==== WORKING DATA
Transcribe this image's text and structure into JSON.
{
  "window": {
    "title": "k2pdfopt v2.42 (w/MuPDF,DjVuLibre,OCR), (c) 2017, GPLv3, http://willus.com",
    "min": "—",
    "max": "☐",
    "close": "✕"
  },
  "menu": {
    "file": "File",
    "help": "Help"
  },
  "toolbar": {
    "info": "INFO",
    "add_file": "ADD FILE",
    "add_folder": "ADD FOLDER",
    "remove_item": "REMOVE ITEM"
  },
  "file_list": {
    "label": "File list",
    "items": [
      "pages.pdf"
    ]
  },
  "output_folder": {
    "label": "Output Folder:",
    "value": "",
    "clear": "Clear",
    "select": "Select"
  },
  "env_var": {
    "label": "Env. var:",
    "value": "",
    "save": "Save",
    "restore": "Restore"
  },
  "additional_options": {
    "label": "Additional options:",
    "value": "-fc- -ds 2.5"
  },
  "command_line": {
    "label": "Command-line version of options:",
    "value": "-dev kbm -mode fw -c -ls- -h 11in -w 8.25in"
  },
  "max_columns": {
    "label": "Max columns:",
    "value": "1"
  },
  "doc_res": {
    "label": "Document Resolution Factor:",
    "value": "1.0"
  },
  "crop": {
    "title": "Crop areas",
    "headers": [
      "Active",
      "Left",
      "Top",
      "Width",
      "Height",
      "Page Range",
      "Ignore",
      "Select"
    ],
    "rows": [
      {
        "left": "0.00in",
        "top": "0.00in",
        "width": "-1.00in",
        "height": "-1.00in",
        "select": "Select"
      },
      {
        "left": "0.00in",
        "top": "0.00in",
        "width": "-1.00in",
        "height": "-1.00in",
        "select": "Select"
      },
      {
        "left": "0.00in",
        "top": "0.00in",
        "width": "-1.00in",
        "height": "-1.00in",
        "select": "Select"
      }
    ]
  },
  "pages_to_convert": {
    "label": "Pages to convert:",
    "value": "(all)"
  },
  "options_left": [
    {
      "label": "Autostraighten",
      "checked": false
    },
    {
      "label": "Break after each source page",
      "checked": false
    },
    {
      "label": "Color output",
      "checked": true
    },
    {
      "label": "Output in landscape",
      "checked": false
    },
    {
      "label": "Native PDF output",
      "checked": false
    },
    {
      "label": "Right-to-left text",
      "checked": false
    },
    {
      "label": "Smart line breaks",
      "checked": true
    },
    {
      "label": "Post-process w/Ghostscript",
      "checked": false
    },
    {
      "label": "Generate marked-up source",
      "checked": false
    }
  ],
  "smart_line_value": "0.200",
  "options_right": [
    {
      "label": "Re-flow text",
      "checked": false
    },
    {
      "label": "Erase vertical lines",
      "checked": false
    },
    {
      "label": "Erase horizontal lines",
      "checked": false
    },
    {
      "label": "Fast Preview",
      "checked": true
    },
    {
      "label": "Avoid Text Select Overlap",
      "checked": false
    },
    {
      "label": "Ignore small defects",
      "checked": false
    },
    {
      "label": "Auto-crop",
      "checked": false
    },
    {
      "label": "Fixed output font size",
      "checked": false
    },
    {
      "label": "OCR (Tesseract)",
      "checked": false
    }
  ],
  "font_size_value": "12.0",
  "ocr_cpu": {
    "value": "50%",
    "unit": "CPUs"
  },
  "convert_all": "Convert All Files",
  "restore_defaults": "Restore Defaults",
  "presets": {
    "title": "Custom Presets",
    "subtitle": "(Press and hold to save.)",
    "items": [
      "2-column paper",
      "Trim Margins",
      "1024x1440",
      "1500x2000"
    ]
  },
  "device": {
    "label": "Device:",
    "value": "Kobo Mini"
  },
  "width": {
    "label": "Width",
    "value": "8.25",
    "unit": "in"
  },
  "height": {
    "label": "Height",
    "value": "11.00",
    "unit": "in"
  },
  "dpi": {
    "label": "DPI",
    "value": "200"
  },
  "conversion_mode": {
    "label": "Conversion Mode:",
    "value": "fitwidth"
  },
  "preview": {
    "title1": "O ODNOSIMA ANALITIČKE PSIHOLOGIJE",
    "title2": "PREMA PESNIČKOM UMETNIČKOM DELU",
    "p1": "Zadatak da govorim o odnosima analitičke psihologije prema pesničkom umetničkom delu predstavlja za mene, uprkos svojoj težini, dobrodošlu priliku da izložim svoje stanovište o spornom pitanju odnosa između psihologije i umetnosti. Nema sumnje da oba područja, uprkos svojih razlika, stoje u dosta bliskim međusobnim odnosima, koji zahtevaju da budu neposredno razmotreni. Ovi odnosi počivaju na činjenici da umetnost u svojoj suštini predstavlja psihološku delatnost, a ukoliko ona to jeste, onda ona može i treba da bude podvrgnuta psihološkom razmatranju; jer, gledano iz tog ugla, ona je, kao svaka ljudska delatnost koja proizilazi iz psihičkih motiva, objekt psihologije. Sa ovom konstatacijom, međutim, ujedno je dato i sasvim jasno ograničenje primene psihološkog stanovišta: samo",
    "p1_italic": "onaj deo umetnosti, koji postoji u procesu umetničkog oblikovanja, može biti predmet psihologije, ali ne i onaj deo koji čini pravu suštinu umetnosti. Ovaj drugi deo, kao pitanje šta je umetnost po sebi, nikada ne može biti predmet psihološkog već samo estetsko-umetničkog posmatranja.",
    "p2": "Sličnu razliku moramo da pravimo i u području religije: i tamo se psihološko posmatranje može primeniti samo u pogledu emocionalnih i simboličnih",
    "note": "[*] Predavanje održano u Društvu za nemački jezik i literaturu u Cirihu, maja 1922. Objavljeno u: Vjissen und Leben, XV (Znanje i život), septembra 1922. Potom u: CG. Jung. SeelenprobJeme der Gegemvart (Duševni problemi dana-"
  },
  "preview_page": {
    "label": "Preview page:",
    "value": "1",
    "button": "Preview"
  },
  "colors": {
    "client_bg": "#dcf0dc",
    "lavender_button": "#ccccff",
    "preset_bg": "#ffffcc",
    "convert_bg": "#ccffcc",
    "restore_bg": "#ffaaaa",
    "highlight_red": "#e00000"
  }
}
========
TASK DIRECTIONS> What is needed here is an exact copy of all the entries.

ANSWER AREA>
Transcribe this image's text and structure into JSON.
{
  "window": {
    "title": "k2pdfopt v2.42 (w/MuPDF,DjVuLibre,OCR), (c) 2017, GPLv3, http://willus.com",
    "min": "—",
    "max": "☐",
    "close": "✕"
  },
  "menu": {
    "file": "File",
    "help": "Help"
  },
  "toolbar": {
    "info": "INFO",
    "add_file": "ADD FILE",
    "add_folder": "ADD FOLDER",
    "remove_item": "REMOVE ITEM"
  },
  "file_list": {
    "label": "File list",
    "items": [
      "pages.pdf"
    ]
  },
  "output_folder": {
    "label": "Output Folder:",
    "value": "",
    "clear": "Clear",
    "select": "Select"
  },
  "env_var": {
    "label": "Env. var:",
    "value": "",
    "save": "Save",
    "restore": "Restore"
  },
  "additional_options": {
    "label": "Additional options:",
    "value": "-fc- -ds 2.5"
  },
  "command_line": {
    "label": "Command-line version of options:",
    "value": "-dev kbm -mode fw -c -ls- -h 11in -w 8.25in"
  },
  "max_columns": {
    "label": "Max columns:",
    "value": "1"
  },
  "doc_res": {
    "label": "Document Resolution Factor:",
    "value": "1.0"
  },
  "crop": {
    "title": "Crop areas",
    "headers": [
      "Active",
      "Left",
      "Top",
      "Width",
      "Height",
      "Page Range",
      "Ignore",
      "Select"
    ],
    "rows": [
      {
        "left": "0.00in",
        "top": "0.00in",
        "width": "-1.00in",
        "height": "-1.00in",
        "select": "Select"
      },
      {
        "left": "0.00in",
        "top": "0.00in",
        "width": "-1.00in",
        "height": "-1.00in",
        "select": "Select"
      },
      {
        "left": "0.00in",
        "top": "0.00in",
        "width": "-1.00in",
        "height": "-1.00in",
        "select": "Select"
      }
    ]
  },
  "pages_to_convert": {
    "label": "Pages to convert:",
    "value": "(all)"
  },
  "options_left": [
    {
      "label": "Autostraighten",
      "checked": false
    },
    {
      "label": "Break after each source page",
      "checked": false
    },
    {
      "label": "Color output",
      "checked": true
    },
    {
      "label": "Output in landscape",
      "checked": false
    },
    {
      "label": "Native PDF output",
      "checked": false
    },
    {
      "label": "Right-to-left text",
      "checked": false
    },
    {
      "label": "Smart line breaks",
      "checked": true
    },
    {
      "label": "Post-process w/Ghostscript",
      "checked": false
    },
    {
      "label": "Generate marked-up source",
      "checked": false
    }
  ],
  "smart_line_value": "0.200",
  "options_right": [
    {
      "label": "Re-flow text",
      "checked": false
    },
    {
      "label": "Erase vertical lines",
      "checked": false
    },
    {
      "label": "Erase horizontal lines",
      "checked": false
    },
    {
      "label": "Fast Preview",
      "checked": true
    },
    {
      "label": "Avoid Text Select Overlap",
      "checked": false
    },
    {
      "label": "Ignore small defects",
      "checked": false
    },
    {
      "label": "Auto-crop",
      "checked": false
    },
    {
      "label": "Fixed output font size",
      "checked": false
    },
    {
      "label": "OCR (Tesseract)",
      "checked": false
    }
  ],
  "font_size_value": "12.0",
  "ocr_cpu": {
    "value": "50%",
    "unit": "CPUs"
  },
  "convert_all": "Convert All Files",
  "restore_defaults": "Restore Defaults",
  "presets": {
    "title": "Custom Presets",
    "subtitle": "(Press and hold to save.)",
    "items": [
      "2-column paper",
      "Trim Margins",
      "1024x1440",
      "1500x2000"
    ]
  },
  "device": {
    "label": "Device:",
    "value": "Kobo Mini"
  },
  "width": {
    "label": "Width",
    "value": "8.25",
    "unit": "in"
  },
  "height": {
    "label": "Height",
    "value": "11.00",
    "unit": "in"
  },
  "dpi": {
    "label": "DPI",
    "value": "200"
  },
  "conversion_mode": {
    "label": "Conversion Mode:",
    "value": "fitwidth"
  },
  "preview": {
    "title1": "O ODNOSIMA ANALITIČKE PSIHOLOGIJE",
    "title2": "PREMA PESNIČKOM UMETNIČKOM DELU",
    "p1": "Zadatak da govorim o odnosima analitičke psihologije prema pesničkom umetničkom delu predstavlja za mene, uprkos svojoj težini, dobrodošlu priliku da izložim svoje stanovište o spornom pitanju odnosa između psihologije i umetnosti. Nema sumnje da oba područja, uprkos svojih razlika, stoje u dosta bliskim međusobnim odnosima, koji zahtevaju da budu neposredno razmotreni. Ovi odnosi počivaju na činjenici da umetnost u svojoj suštini predstavlja psihološku delatnost, a ukoliko ona to jeste, onda ona može i treba da bude podvrgnuta psihološkom razmatranju; jer, gledano iz tog ugla, ona je, kao svaka ljudska delatnost koja proizilazi iz psihičkih motiva, objekt psihologije. Sa ovom konstatacijom, međutim, ujedno je dato i sasvim jasno ograničenje primene psihološkog stanovišta: samo",
    "p1_italic": "onaj deo umetnosti, koji postoji u procesu umetničkog oblikovanja, može biti predmet psihologije, ali ne i onaj deo koji čini pravu suštinu umetnosti. Ovaj drugi deo, kao pitanje šta je umetnost po sebi, nikada ne može biti predmet psihološkog već samo estetsko-umetničkog posmatranja.",
    "p2": "Sličnu razliku moramo da pravimo i u području religije: i tamo se psihološko posmatranje može primeniti samo u pogledu emocionalnih i simboličnih",
    "note": "[*] Predavanje održano u Društvu za nemački jezik i literaturu u Cirihu, maja 1922. Objavljeno u: Vjissen und Leben, XV (Znanje i život), septembra 1922. Potom u: CG. Jung. SeelenprobJeme der Gegemvart (Duševni problemi dana-"
  },
  "preview_page": {
    "label": "Preview page:",
    "value": "1",
    "button": "Preview"
  },
  "colors": {
    "client_bg": "#dcf0dc",
    "lavender_button": "#ccccff",
    "preset_bg": "#ffffcc",
    "convert_bg": "#ccffcc",
    "restore_bg": "#ffaaaa",
    "highlight_red": "#e00000"
  }
}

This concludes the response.